Write every record out again exactly as shown below.

----

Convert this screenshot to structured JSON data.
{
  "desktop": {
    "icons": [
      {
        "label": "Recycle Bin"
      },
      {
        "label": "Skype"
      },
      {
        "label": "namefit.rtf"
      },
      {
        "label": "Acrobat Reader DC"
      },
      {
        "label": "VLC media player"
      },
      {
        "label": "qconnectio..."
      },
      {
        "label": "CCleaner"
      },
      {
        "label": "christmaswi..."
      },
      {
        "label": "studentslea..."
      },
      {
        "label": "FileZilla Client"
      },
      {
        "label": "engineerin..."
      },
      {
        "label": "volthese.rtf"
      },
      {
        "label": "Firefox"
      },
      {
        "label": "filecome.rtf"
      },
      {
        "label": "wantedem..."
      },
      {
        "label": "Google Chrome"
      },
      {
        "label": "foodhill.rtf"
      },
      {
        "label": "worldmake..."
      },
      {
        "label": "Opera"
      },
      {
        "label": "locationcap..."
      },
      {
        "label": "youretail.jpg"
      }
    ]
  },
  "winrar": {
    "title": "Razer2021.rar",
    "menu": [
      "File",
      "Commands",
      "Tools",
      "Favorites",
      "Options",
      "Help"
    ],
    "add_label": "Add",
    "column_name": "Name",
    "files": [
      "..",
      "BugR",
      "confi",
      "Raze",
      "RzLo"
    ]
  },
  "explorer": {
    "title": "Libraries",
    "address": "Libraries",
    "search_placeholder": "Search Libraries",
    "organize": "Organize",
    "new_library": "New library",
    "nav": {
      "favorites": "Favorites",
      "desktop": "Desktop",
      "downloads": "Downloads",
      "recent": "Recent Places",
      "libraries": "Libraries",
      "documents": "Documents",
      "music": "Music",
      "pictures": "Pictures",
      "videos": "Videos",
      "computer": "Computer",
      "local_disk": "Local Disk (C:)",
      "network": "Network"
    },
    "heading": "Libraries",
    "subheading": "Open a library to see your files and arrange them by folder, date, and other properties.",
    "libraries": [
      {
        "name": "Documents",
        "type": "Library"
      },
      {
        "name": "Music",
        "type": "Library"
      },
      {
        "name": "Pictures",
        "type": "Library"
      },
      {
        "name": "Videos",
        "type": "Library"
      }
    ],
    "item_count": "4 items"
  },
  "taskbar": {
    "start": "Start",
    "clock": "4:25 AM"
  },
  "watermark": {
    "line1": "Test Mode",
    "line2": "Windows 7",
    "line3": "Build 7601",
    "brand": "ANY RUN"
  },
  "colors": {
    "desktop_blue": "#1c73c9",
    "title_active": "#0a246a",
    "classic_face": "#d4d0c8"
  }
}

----

> **RESULT OF THIS EXERCISE**:
Convert this screenshot to structured JSON data.
{
  "desktop": {
    "icons": [
      {
        "label": "Recycle Bin"
      },
      {
        "label": "Skype"
      },
      {
        "label": "namefit.rtf"
      },
      {
        "label": "Acrobat Reader DC"
      },
      {
        "label": "VLC media player"
      },
      {
        "label": "qconnectio..."
      },
      {
        "label": "CCleaner"
      },
      {
        "label": "christmaswi..."
      },
      {
        "label": "studentslea..."
      },
      {
        "label": "FileZilla Client"
      },
      {
        "label": "engineerin..."
      },
      {
        "label": "volthese.rtf"
      },
      {
        "label": "Firefox"
      },
      {
        "label": "filecome.rtf"
      },
      {
        "label": "wantedem..."
      },
      {
        "label": "Google Chrome"
      },
      {
        "label": "foodhill.rtf"
      },
      {
        "label": "worldmake..."
      },
      {
        "label": "Opera"
      },
      {
        "label": "locationcap..."
      },
      {
        "label": "youretail.jpg"
      }
    ]
  },
  "winrar": {
    "title": "Razer2021.rar",
    "menu": [
      "File",
      "Commands",
      "Tools",
      "Favorites",
      "Options",
      "Help"
    ],
    "add_label": "Add",
    "column_name": "Name",
    "files": [
      "..",
      "BugR",
      "confi",
      "Raze",
      "RzLo"
    ]
  },
  "explorer": {
    "title": "Libraries",
    "address": "Libraries",
    "search_placeholder": "Search Libraries",
    "organize": "Organize",
    "new_library": "New library",
    "nav": {
      "favorites": "Favorites",
      "desktop": "Desktop",
      "downloads": "Downloads",
      "recent": "Recent Places",
      "libraries": "Libraries",
      "documents": "Documents",
      "music": "Music",
      "pictures": "Pictures",
      "videos": "Videos",
      "computer": "Computer",
      "local_disk": "Local Disk (C:)",
      "network": "Network"
    },
    "heading": "Libraries",
    "subheading": "Open a library to see your files and arrange them by folder, date, and other properties.",
    "libraries": [
      {
        "name": "Documents",
        "type": "Library"
      },
      {
        "name": "Music",
        "type": "Library"
      },
      {
        "name": "Pictures",
        "type": "Library"
      },
      {
        "name": "Videos",
        "type": "Library"
      }
    ],
    "item_count": "4 items"
  },
  "taskbar": {
    "start": "Start",
    "clock": "4:25 AM"
  },
  "watermark": {
    "line1": "Test Mode",
    "line2": "Windows 7",
    "line3": "Build 7601",
    "brand": "ANY RUN"
  },
  "colors": {
    "desktop_blue": "#1c73c9",
    "title_active": "#0a246a",
    "classic_face": "#d4d0c8"
  }
}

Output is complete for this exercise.